The problem: Retype every record exactly. Leave the pictures out.

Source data
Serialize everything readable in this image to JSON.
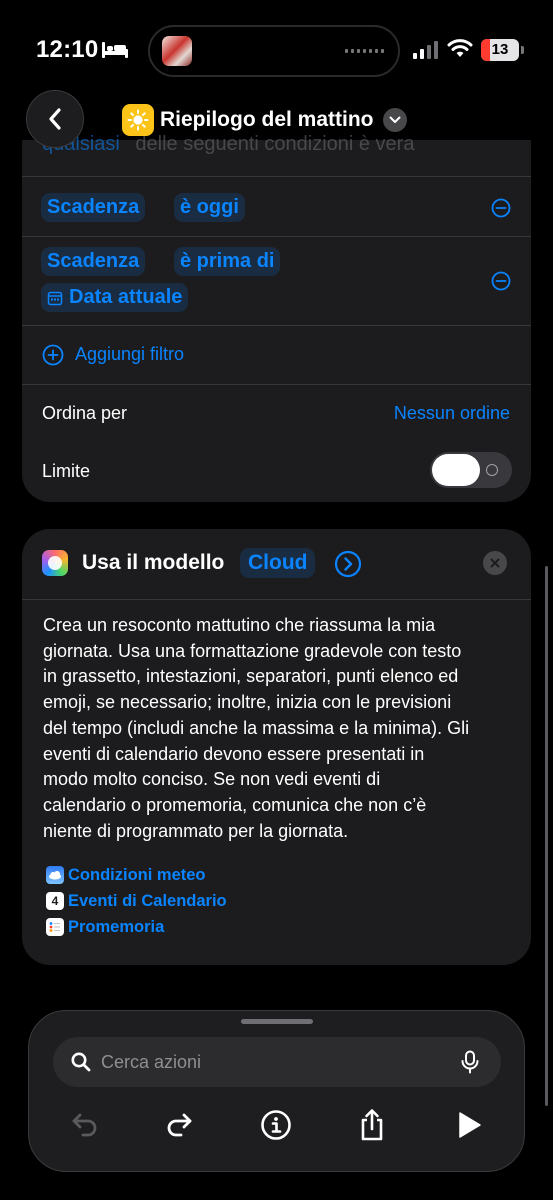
{
  "status_bar": {
    "time": "12:10",
    "battery": "13",
    "icons": [
      "bed-icon",
      "signal-icon",
      "wifi-icon",
      "battery-icon"
    ]
  },
  "header": {
    "back_icon": "chevron-left-icon",
    "title": "Riepilogo del mattino",
    "title_icon": "sun-icon",
    "ghost_line_1": "qualsiasi",
    "ghost_line_2": "delle seguenti condizioni è vera"
  },
  "filters": {
    "rows": [
      {
        "field": "Scadenza",
        "operator": "è oggi"
      },
      {
        "field": "Scadenza",
        "operator": "è prima di",
        "value": "Data attuale"
      }
    ],
    "add_filter": "Aggiungi filtro",
    "sort_label": "Ordina per",
    "sort_value": "Nessun ordine",
    "limit_label": "Limite",
    "limit_enabled": false
  },
  "model_action": {
    "title": "Usa il modello",
    "model": "Cloud",
    "prompt_lines": [
      "Crea un resoconto mattutino che riassuma la mia",
      "giornata. Usa una formattazione gradevole con testo",
      "in grassetto, intestazioni, separatori, punti elenco ed",
      "emoji, se necessario; inoltre, inizia con le previsioni",
      "del tempo (includi anche la massima e la minima). Gli",
      "eventi di calendario devono essere presentati in",
      "modo molto conciso. Se non vedi eventi di",
      "calendario o promemoria, comunica che non c’è",
      "niente di programmato per la giornata."
    ],
    "variables": [
      {
        "label": "Condizioni meteo",
        "icon": "weather-icon"
      },
      {
        "label": "Eventi di Calendario",
        "icon": "calendar-icon",
        "icon_text": "4"
      },
      {
        "label": "Promemoria",
        "icon": "reminders-icon"
      }
    ]
  },
  "bottom_bar": {
    "search_placeholder": "Cerca azioni",
    "tools": [
      "undo-icon",
      "redo-icon",
      "info-icon",
      "share-icon",
      "play-icon"
    ]
  },
  "colors": {
    "accent": "#0a84ff",
    "card": "#1c1c1e",
    "background": "#000000"
  }
}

Solution for this task:
Serialize everything readable in this image to JSON.
{
  "status_bar": {
    "time": "12:10",
    "battery": "13",
    "icons": [
      "bed-icon",
      "signal-icon",
      "wifi-icon",
      "battery-icon"
    ]
  },
  "header": {
    "back_icon": "chevron-left-icon",
    "title": "Riepilogo del mattino",
    "title_icon": "sun-icon",
    "ghost_line_1": "qualsiasi",
    "ghost_line_2": "delle seguenti condizioni è vera"
  },
  "filters": {
    "rows": [
      {
        "field": "Scadenza",
        "operator": "è oggi"
      },
      {
        "field": "Scadenza",
        "operator": "è prima di",
        "value": "Data attuale"
      }
    ],
    "add_filter": "Aggiungi filtro",
    "sort_label": "Ordina per",
    "sort_value": "Nessun ordine",
    "limit_label": "Limite",
    "limit_enabled": false
  },
  "model_action": {
    "title": "Usa il modello",
    "model": "Cloud",
    "prompt_lines": [
      "Crea un resoconto mattutino che riassuma la mia",
      "giornata. Usa una formattazione gradevole con testo",
      "in grassetto, intestazioni, separatori, punti elenco ed",
      "emoji, se necessario; inoltre, inizia con le previsioni",
      "del tempo (includi anche la massima e la minima). Gli",
      "eventi di calendario devono essere presentati in",
      "modo molto conciso. Se non vedi eventi di",
      "calendario o promemoria, comunica che non c’è",
      "niente di programmato per la giornata."
    ],
    "variables": [
      {
        "label": "Condizioni meteo",
        "icon": "weather-icon"
      },
      {
        "label": "Eventi di Calendario",
        "icon": "calendar-icon",
        "icon_text": "4"
      },
      {
        "label": "Promemoria",
        "icon": "reminders-icon"
      }
    ]
  },
  "bottom_bar": {
    "search_placeholder": "Cerca azioni",
    "tools": [
      "undo-icon",
      "redo-icon",
      "info-icon",
      "share-icon",
      "play-icon"
    ]
  },
  "colors": {
    "accent": "#0a84ff",
    "card": "#1c1c1e",
    "background": "#000000"
  }
}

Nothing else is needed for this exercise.